Let me explain a bit further:
I use www.DeanMercado.com as a shortcut to the “about me” page of my business’s main web site. This is a way for me as an independent professional to strengthen my personal brand as well as make it easier for people who may know me by name but not by my business’s name to find me easier.
At a minimum, I highly recommend that all independent professionals use a similar approach. It definitely serves as a differentiator between you and someone else who does what you do. So instead of having one of those long, complicated URLs that the company you represent assigns you, use your name dot com and place that on all of your marketing materials.
One word of caution here, if your company has a compliance department, run your plans by them to ensure you’re not breaking any company policy – I wouldn’t want to get you fired over this.
I use www.MotivationalMarketer.com as a shortcut to my blog hosted on my business’s main web site. The “Motivational Marketer” is a moniker I use for myself. Notice also that it gives people a fairly good idea of what type of content to expect on my blog, motivational marketing advice.

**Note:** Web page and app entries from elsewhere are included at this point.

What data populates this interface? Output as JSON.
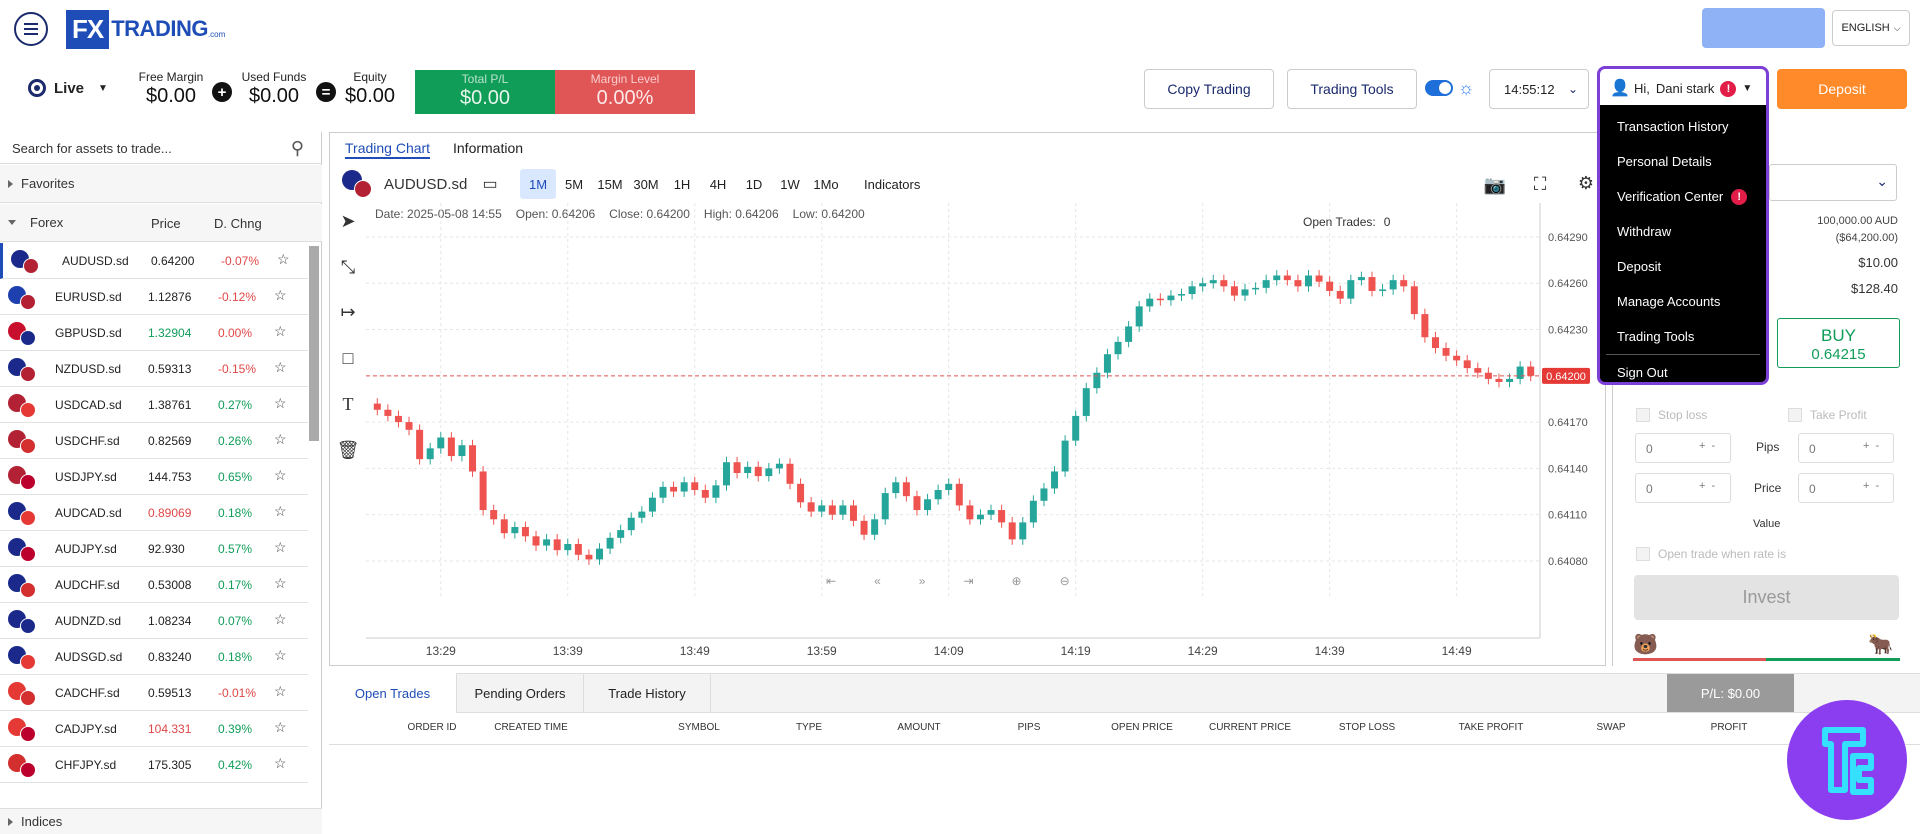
{
  "brand": {
    "logo_fx": "FX",
    "logo_name": "TRADING",
    "logo_suffix": ".com"
  },
  "header": {
    "language": "ENGLISH",
    "colors": {
      "accent_blue": "#1e4db7",
      "deposit_orange": "#ff8a2a",
      "highlight_purple": "#7e3fd6"
    }
  },
  "account": {
    "mode": "Live",
    "free_margin_label": "Free Margin",
    "free_margin": "$0.00",
    "used_funds_label": "Used Funds",
    "used_funds": "$0.00",
    "equity_label": "Equity",
    "equity": "$0.00",
    "total_pl_label": "Total P/L",
    "total_pl": "$0.00",
    "margin_level_label": "Margin Level",
    "margin_level": "0.00%"
  },
  "toolbar": {
    "copy_trading": "Copy Trading",
    "trading_tools": "Trading Tools",
    "time": "14:55:12",
    "greeting": "Hi,",
    "user_name": "Dani  stark",
    "deposit": "Deposit"
  },
  "user_menu": {
    "items": [
      "Transaction History",
      "Personal Details",
      "Verification Center",
      "Withdraw",
      "Deposit",
      "Manage Accounts",
      "Trading Tools",
      "Sign Out"
    ]
  },
  "sidebar": {
    "search_placeholder": "Search for assets to trade...",
    "favorites": "Favorites",
    "forex": "Forex",
    "col_price": "Price",
    "col_change": "D. Chng",
    "indices": "Indices",
    "assets": [
      {
        "symbol": "AUDUSD.sd",
        "price": "0.64200",
        "change": "-0.07%",
        "price_dir": "flat",
        "change_dir": "down",
        "c1": "#1b2a8a",
        "c2": "#b22234"
      },
      {
        "symbol": "EURUSD.sd",
        "price": "1.12876",
        "change": "-0.12%",
        "price_dir": "flat",
        "change_dir": "down",
        "c1": "#1e40af",
        "c2": "#b22234"
      },
      {
        "symbol": "GBPUSD.sd",
        "price": "1.32904",
        "change": "0.00%",
        "price_dir": "up",
        "change_dir": "down",
        "c1": "#c8102e",
        "c2": "#1b2a8a"
      },
      {
        "symbol": "NZDUSD.sd",
        "price": "0.59313",
        "change": "-0.15%",
        "price_dir": "flat",
        "change_dir": "down",
        "c1": "#1b2a8a",
        "c2": "#b22234"
      },
      {
        "symbol": "USDCAD.sd",
        "price": "1.38761",
        "change": "0.27%",
        "price_dir": "flat",
        "change_dir": "up",
        "c1": "#b22234",
        "c2": "#e53935"
      },
      {
        "symbol": "USDCHF.sd",
        "price": "0.82569",
        "change": "0.26%",
        "price_dir": "flat",
        "change_dir": "up",
        "c1": "#b22234",
        "c2": "#d32f2f"
      },
      {
        "symbol": "USDJPY.sd",
        "price": "144.753",
        "change": "0.65%",
        "price_dir": "flat",
        "change_dir": "up",
        "c1": "#b22234",
        "c2": "#bc002d"
      },
      {
        "symbol": "AUDCAD.sd",
        "price": "0.89069",
        "change": "0.18%",
        "price_dir": "down",
        "change_dir": "up",
        "c1": "#1b2a8a",
        "c2": "#e53935"
      },
      {
        "symbol": "AUDJPY.sd",
        "price": "92.930",
        "change": "0.57%",
        "price_dir": "flat",
        "change_dir": "up",
        "c1": "#1b2a8a",
        "c2": "#bc002d"
      },
      {
        "symbol": "AUDCHF.sd",
        "price": "0.53008",
        "change": "0.17%",
        "price_dir": "flat",
        "change_dir": "up",
        "c1": "#1b2a8a",
        "c2": "#d32f2f"
      },
      {
        "symbol": "AUDNZD.sd",
        "price": "1.08234",
        "change": "0.07%",
        "price_dir": "flat",
        "change_dir": "up",
        "c1": "#1b2a8a",
        "c2": "#1b2a8a"
      },
      {
        "symbol": "AUDSGD.sd",
        "price": "0.83240",
        "change": "0.18%",
        "price_dir": "flat",
        "change_dir": "up",
        "c1": "#1b2a8a",
        "c2": "#e53935"
      },
      {
        "symbol": "CADCHF.sd",
        "price": "0.59513",
        "change": "-0.01%",
        "price_dir": "flat",
        "change_dir": "down",
        "c1": "#e53935",
        "c2": "#d32f2f"
      },
      {
        "symbol": "CADJPY.sd",
        "price": "104.331",
        "change": "0.39%",
        "price_dir": "down",
        "change_dir": "up",
        "c1": "#e53935",
        "c2": "#bc002d"
      },
      {
        "symbol": "CHFJPY.sd",
        "price": "175.305",
        "change": "0.42%",
        "price_dir": "flat",
        "change_dir": "up",
        "c1": "#d32f2f",
        "c2": "#bc002d"
      }
    ]
  },
  "chart": {
    "tabs": [
      "Trading Chart",
      "Information"
    ],
    "symbol": "AUDUSD.sd",
    "timeframes": [
      "1M",
      "5M",
      "15M",
      "30M",
      "1H",
      "4H",
      "1D",
      "1W",
      "1Mo"
    ],
    "active_timeframe": "1M",
    "indicators": "Indicators",
    "info_date": "Date: 2025-05-08 14:55",
    "info_open": "Open: 0.64206",
    "info_close": "Close: 0.64200",
    "info_high": "High: 0.64206",
    "info_low": "Low: 0.64200",
    "open_trades_label": "Open Trades:",
    "open_trades": "0",
    "current_price": "0.64200",
    "y_ticks": [
      "0.64290",
      "0.64260",
      "0.64230",
      "0.64200",
      "0.64170",
      "0.64140",
      "0.64110",
      "0.64080"
    ],
    "x_ticks": [
      "13:29",
      "13:39",
      "13:49",
      "13:59",
      "14:09",
      "14:19",
      "14:29",
      "14:39",
      "14:49"
    ]
  },
  "chart_data": {
    "type": "candlestick",
    "title": "AUDUSD.sd",
    "xlabel": "",
    "ylabel": "",
    "ylim": [
      0.6405,
      0.6431
    ],
    "current_price": 0.642,
    "closes": [
      0.64178,
      0.64174,
      0.6417,
      0.64165,
      0.64146,
      0.64153,
      0.6416,
      0.64148,
      0.64155,
      0.64138,
      0.64113,
      0.64107,
      0.64098,
      0.64102,
      0.64096,
      0.6409,
      0.64094,
      0.64087,
      0.64091,
      0.64084,
      0.64081,
      0.64088,
      0.64095,
      0.641,
      0.64108,
      0.64112,
      0.64121,
      0.64128,
      0.64125,
      0.64131,
      0.64126,
      0.64121,
      0.64129,
      0.64144,
      0.64137,
      0.64141,
      0.64135,
      0.6414,
      0.64143,
      0.6413,
      0.64118,
      0.64112,
      0.64116,
      0.6411,
      0.64116,
      0.64106,
      0.64097,
      0.64107,
      0.64124,
      0.64131,
      0.64122,
      0.64113,
      0.6412,
      0.64126,
      0.6413,
      0.64116,
      0.64107,
      0.6411,
      0.64113,
      0.64105,
      0.64094,
      0.64105,
      0.64119,
      0.64127,
      0.64138,
      0.64158,
      0.64174,
      0.64192,
      0.64202,
      0.64214,
      0.64222,
      0.64232,
      0.64245,
      0.6425,
      0.64249,
      0.64252,
      0.64253,
      0.64258,
      0.6426,
      0.64262,
      0.64258,
      0.64252,
      0.64256,
      0.64257,
      0.64262,
      0.64265,
      0.64262,
      0.64258,
      0.64265,
      0.64261,
      0.64255,
      0.6425,
      0.64262,
      0.64264,
      0.64255,
      0.64256,
      0.64262,
      0.64258,
      0.6424,
      0.64225,
      0.64218,
      0.64213,
      0.6421,
      0.64205,
      0.64202,
      0.64198,
      0.64196,
      0.64198,
      0.64206,
      0.642
    ]
  },
  "order_panel": {
    "account_size": "100,000.00 AUD",
    "account_size_usd": "($64,200.00)",
    "pip_value": "$10.00",
    "margin_value": "$128.40",
    "buy_label": "BUY",
    "buy_price": "0.64215",
    "stop_loss": "Stop loss",
    "take_profit": "Take Profit",
    "pips": "Pips",
    "price": "Price",
    "value": "Value",
    "zero": "0",
    "open_when_rate": "Open trade when rate is",
    "invest": "Invest"
  },
  "bottom": {
    "tabs": [
      "Open Trades",
      "Pending Orders",
      "Trade History"
    ],
    "pl": "P/L: $0.00",
    "columns": [
      "ORDER ID",
      "CREATED TIME",
      "SYMBOL",
      "TYPE",
      "AMOUNT",
      "PIPS",
      "OPEN PRICE",
      "CURRENT PRICE",
      "STOP LOSS",
      "TAKE PROFIT",
      "SWAP",
      "PROFIT"
    ]
  }
}
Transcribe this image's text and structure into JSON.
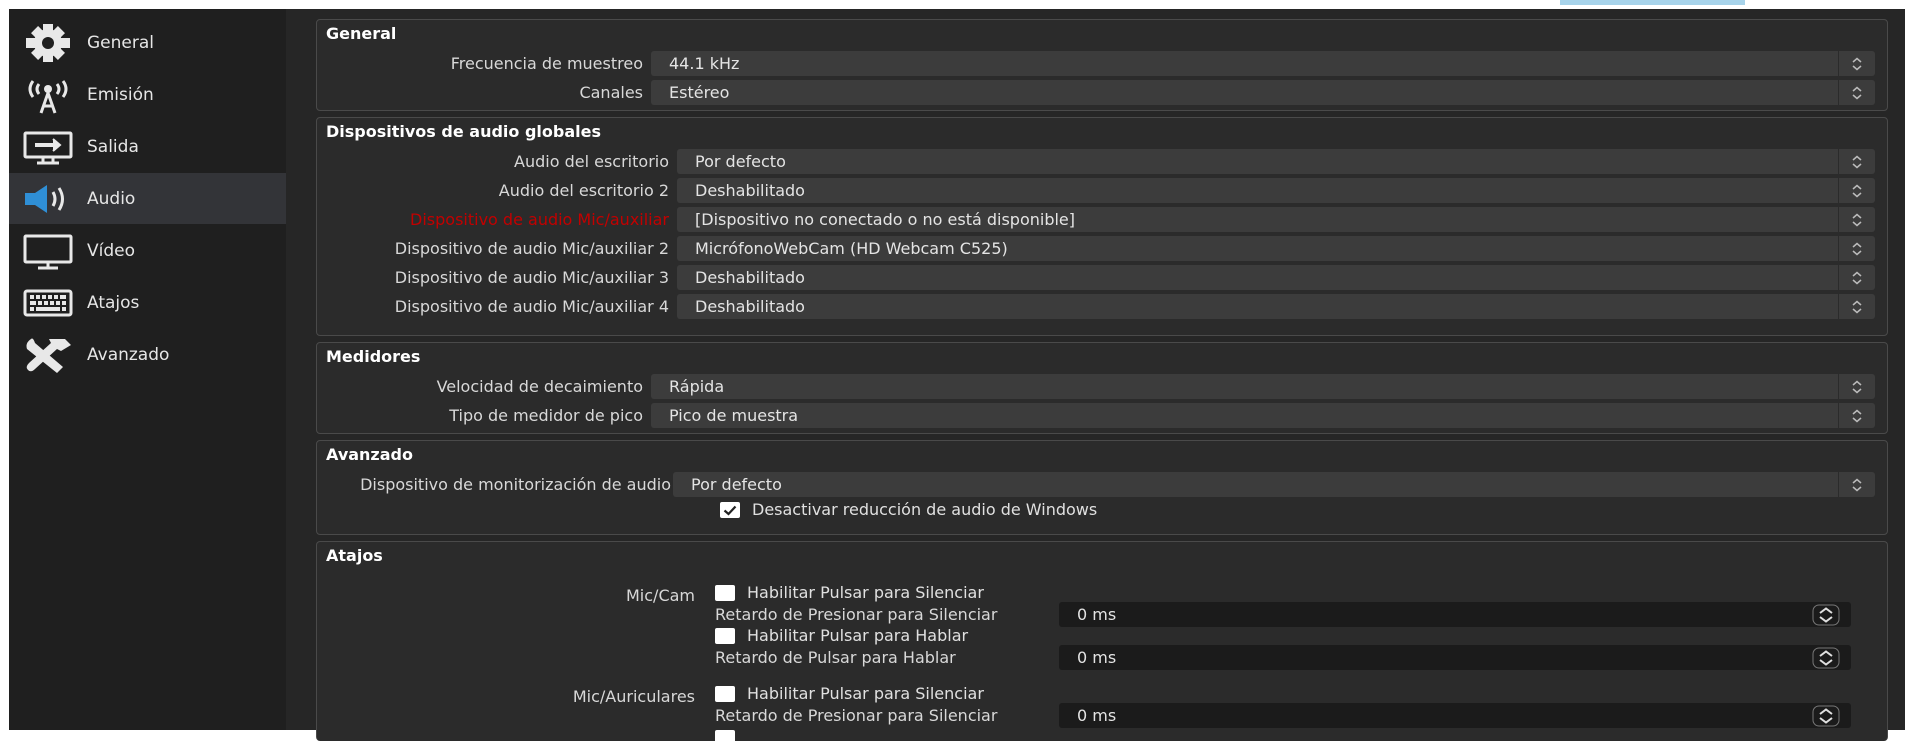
{
  "sidebar": {
    "items": [
      {
        "label": "General",
        "icon": "gear-icon"
      },
      {
        "label": "Emisión",
        "icon": "broadcast-antenna-icon"
      },
      {
        "label": "Salida",
        "icon": "output-monitor-icon"
      },
      {
        "label": "Audio",
        "icon": "speaker-icon",
        "active": true
      },
      {
        "label": "Vídeo",
        "icon": "video-monitor-icon"
      },
      {
        "label": "Atajos",
        "icon": "keyboard-icon"
      },
      {
        "label": "Avanzado",
        "icon": "tools-icon"
      }
    ]
  },
  "general": {
    "title": "General",
    "sample_rate_label": "Frecuencia de muestreo",
    "sample_rate_value": "44.1 kHz",
    "channels_label": "Canales",
    "channels_value": "Estéreo"
  },
  "global_audio": {
    "title": "Dispositivos de audio globales",
    "rows": [
      {
        "label": "Audio del escritorio",
        "value": "Por defecto",
        "error": false
      },
      {
        "label": "Audio del escritorio 2",
        "value": "Deshabilitado",
        "error": false
      },
      {
        "label": "Dispositivo de audio Mic/auxiliar",
        "value": "[Dispositivo no conectado o no está disponible]",
        "error": true
      },
      {
        "label": "Dispositivo de audio Mic/auxiliar 2",
        "value": "MicrófonoWebCam (HD Webcam C525)",
        "error": false
      },
      {
        "label": "Dispositivo de audio Mic/auxiliar 3",
        "value": "Deshabilitado",
        "error": false
      },
      {
        "label": "Dispositivo de audio Mic/auxiliar 4",
        "value": "Deshabilitado",
        "error": false
      }
    ]
  },
  "meters": {
    "title": "Medidores",
    "decay_label": "Velocidad de decaimiento",
    "decay_value": "Rápida",
    "peak_label": "Tipo de medidor de pico",
    "peak_value": "Pico de muestra"
  },
  "advanced": {
    "title": "Avanzado",
    "monitoring_label": "Dispositivo de monitorización de audio",
    "monitoring_value": "Por defecto",
    "ducking_label": "Desactivar reducción de audio de Windows",
    "ducking_checked": true
  },
  "hotkeys": {
    "title": "Atajos",
    "sources": [
      {
        "name": "Mic/Cam",
        "ptm_label": "Habilitar Pulsar para Silenciar",
        "ptm_delay_label": "Retardo de Presionar para Silenciar",
        "ptm_delay_value": "0 ms",
        "ptt_label": "Habilitar Pulsar para Hablar",
        "ptt_delay_label": "Retardo de Pulsar para Hablar",
        "ptt_delay_value": "0 ms"
      },
      {
        "name": "Mic/Auriculares",
        "ptm_label": "Habilitar Pulsar para Silenciar",
        "ptm_delay_label": "Retardo de Presionar para Silenciar",
        "ptm_delay_value": "0 ms"
      }
    ]
  },
  "colors": {
    "sidebar_bg": "#1f1f1f",
    "content_bg": "#262626",
    "group_bg": "#2b2b2b",
    "combo_bg": "#3c3c3c",
    "error_text": "#c20000",
    "accent": "#a7d3ea"
  }
}
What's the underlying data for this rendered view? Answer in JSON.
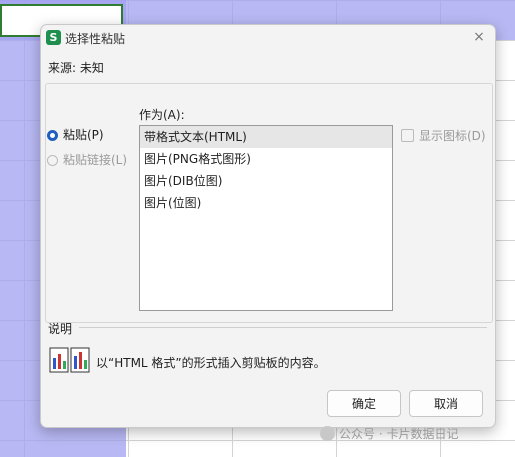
{
  "dialog": {
    "app_icon_letter": "S",
    "title": "选择性粘贴",
    "close_symbol": "×",
    "source_label": "来源:",
    "source_value": "未知",
    "as_label": "作为(A):",
    "radio_paste": "粘贴(P)",
    "radio_paste_link": "粘贴链接(L)",
    "show_icon_label": "显示图标(D)",
    "list_items": [
      "带格式文本(HTML)",
      "图片(PNG格式图形)",
      "图片(DIB位图)",
      "图片(位图)"
    ],
    "description_label": "说明",
    "description_text": "以“HTML 格式”的形式插入剪贴板的内容。",
    "ok_label": "确定",
    "cancel_label": "取消"
  },
  "watermark": {
    "text": "公众号 · 卡片数据日记"
  },
  "icons": {
    "app": "spreadsheet-app-icon",
    "close": "close-icon",
    "description": "paste-preview-icon",
    "watermark": "wechat-icon"
  },
  "colors": {
    "accent": "#1f5fbf",
    "app_green": "#1e8f4e",
    "selection": "#a0a0f0"
  }
}
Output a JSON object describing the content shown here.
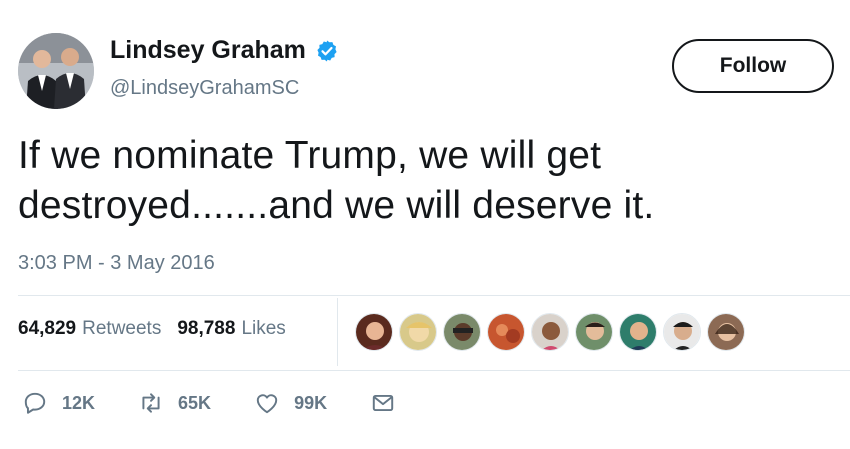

I use www.PumpedUpNetworking.com as a shortcut to the sales page of one of my main information products hosted on my business’s main web site. Notice also that besides being the name of my product, it also happens to contain the keyword “Networking” in it.
And I can go on and on and on here however, I hope you’re starting to get the gist of what I’m sharing.
I would also like to point out that if your core focus for your domain name strategy is search engine marketing, then you might want to consider taking things up a notch and by hosting each of your domain names as separate web sites using different web hosting services. You’ll most likely see better results with search engine placement with that approach.
So in closing, we’ve only just scratched the surface here. There’s much more to choosing a domain name than meets the eye – And having an overall domain name strategy that helps you choose which domain names you’ll buy, how you intend to use them, and why, if implemented correctly can lead to big-time results.